An introduction to Object-Oriented Programming in JavaScript, Since OOP came later in JavaScript's development, you may come across older code that uses prototype or functional programming techniques. Object Oriented Programming (OOP) and Functionnal Programming (FP) are programming paradigms. Roughly speaking, following a programming paradigm is writing code compliant with a specific set of rules. For example, organizing the code into units would be called OOP, avoiding side effects would be called FP.

Comments
  • const increaseSalary = (p, amount) => ({ ...p, salary: p.salary + amount });
  • @JonasWilms You are acting like all the blogs now.
  • @KarlMorrison the flip side of that (and I'm not trying to be flippant) is that your ~50 LoC is an awful lot of boilerplate for what should be a one-liner....
  • person = increaseSalary(person)
  • @JonasWilms This is a very good question. For others: With asynchronous computations the original call stack is lost. So where is the state then? Well, the asynchronous effect is modeled through continuation and the corresponding monad in FP. Continuations are lazily evaluated, that is you build up a huge deferred function call tree when composing them. This tree is evaluated only when you actually run the continuiation. Voilá, there is the call stack again, there is the state.
  • Probably because most bloggers don't know what they are talking about.
  • I couldn't be more in agreeance. I am satisfied with your answer as it will get most people reading this on their merry way.
  • What do you mean by 'there is no such thing as "purely functional code" in an asynchronous world'? Of course there is. You build a pure abstraction of the computation and then run it. For example, IO actions in Haskell are purely functional. It's only when you run the IO actions that they actually produce side effects. It's the difference between console.log("Hello World!"), i.e. a computation, and () => console.log("Hello World!"), i.e. a description of a computation.
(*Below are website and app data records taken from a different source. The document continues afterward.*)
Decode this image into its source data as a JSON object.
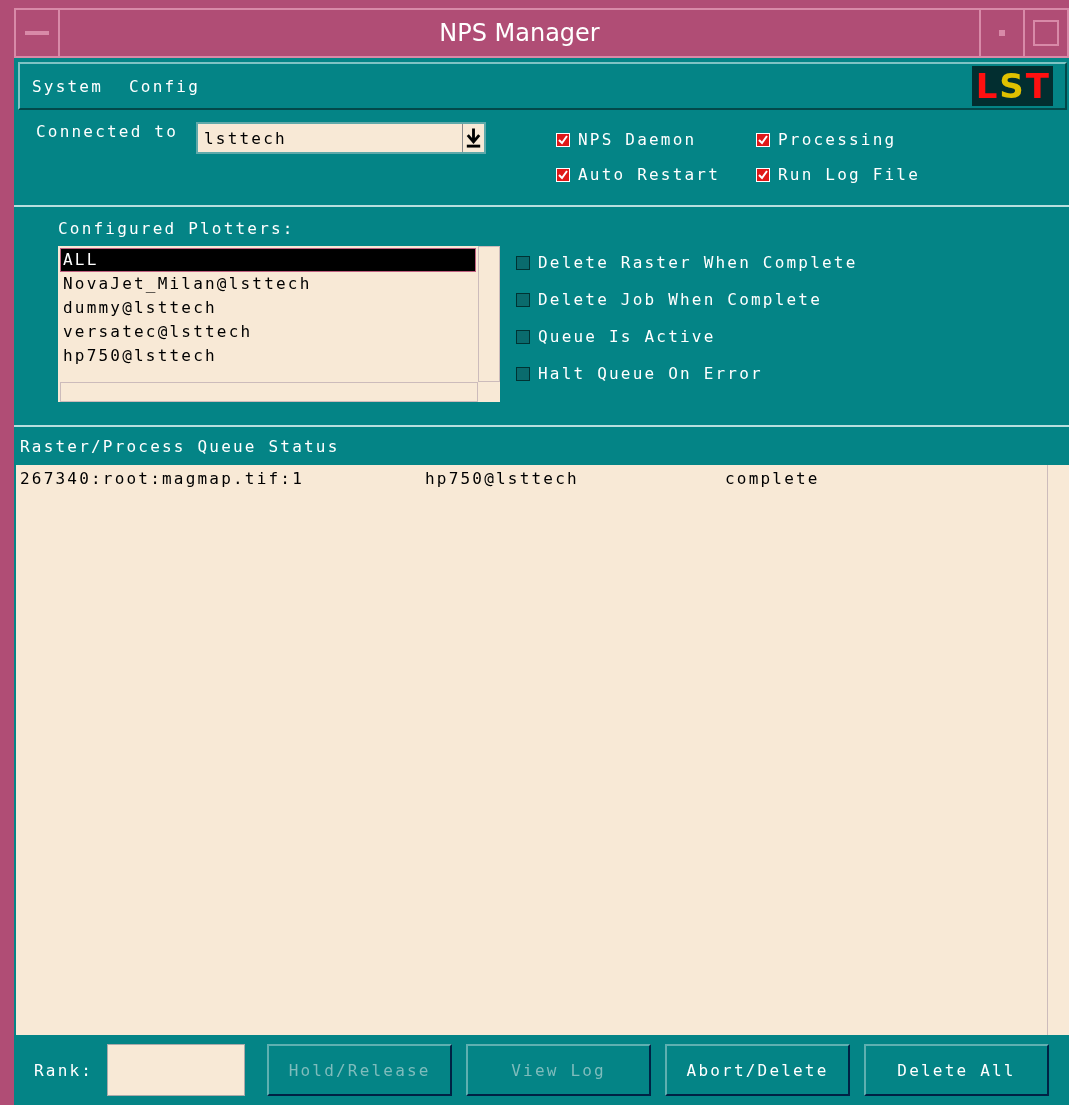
{
  "window": {
    "title": "NPS Manager"
  },
  "menu": [
    {
      "label": "System"
    },
    {
      "label": "Config"
    }
  ],
  "logo": "LST",
  "connection": {
    "label": "Connected to",
    "value": "lsttech"
  },
  "daemon_options": [
    {
      "label": "NPS Daemon",
      "checked": true
    },
    {
      "label": "Processing",
      "checked": true
    },
    {
      "label": "Auto Restart",
      "checked": true
    },
    {
      "label": "Run Log File",
      "checked": true
    }
  ],
  "plotters": {
    "label": "Configured Plotters:",
    "items": [
      {
        "label": "ALL",
        "selected": true
      },
      {
        "label": "NovaJet_Milan@lsttech",
        "selected": false
      },
      {
        "label": "dummy@lsttech",
        "selected": false
      },
      {
        "label": "versatec@lsttech",
        "selected": false
      },
      {
        "label": "hp750@lsttech",
        "selected": false
      }
    ]
  },
  "queue_options": [
    {
      "label": "Delete Raster When Complete",
      "checked": false
    },
    {
      "label": "Delete Job When Complete",
      "checked": false
    },
    {
      "label": "Queue Is Active",
      "checked": false
    },
    {
      "label": "Halt Queue On Error",
      "checked": false
    }
  ],
  "queue": {
    "label": "Raster/Process Queue Status",
    "rows": [
      {
        "job": "267340:root:magmap.tif:1",
        "plotter": "hp750@lsttech",
        "status": "complete"
      }
    ]
  },
  "rank": {
    "label": "Rank:"
  },
  "buttons": [
    {
      "label": "Hold/Release",
      "disabled": true
    },
    {
      "label": "View Log",
      "disabled": true
    },
    {
      "label": "Abort/Delete",
      "disabled": false
    },
    {
      "label": "Delete All",
      "disabled": false
    }
  ]
}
  • There is no such thing as "purely functional code" in an asynchronous world. - Even promises would be purely functional if it weren't for the strict evaluation of the promise constructor. You can't make your entire program purely functional, but you can defer impurity to the edge of your program so that large parts remain purely functional.
  • @AaditMShah I can't help but feel this has turned into something of a semantic debate about the meaning of the term "purely functional code" rather than a real point of disagreement. I could be wrong about that.
  • "This is plain procedural code with a very thin coat of OO paint", that is the whole point... Well since you can't abstract it enough (I get the vibe of curse of knowledge from you) I guess you won't be able to answer my question properly. I don't see any FP code, so I will no be accepting this.
  • @KarlMorrison yes, it is the whole point: you can write procedural in any language. But it isn't FP any more that your example is OO. See Jonas Wilm's examples for proof.
  • @KarlMorrison also, you may be right about the curse of knowledge thing. I can think of several examples of things that seemed completely obtuse to me when I didn't understand them (closures, monads, promises in JS), and completely obvious once the lightbulb clicked.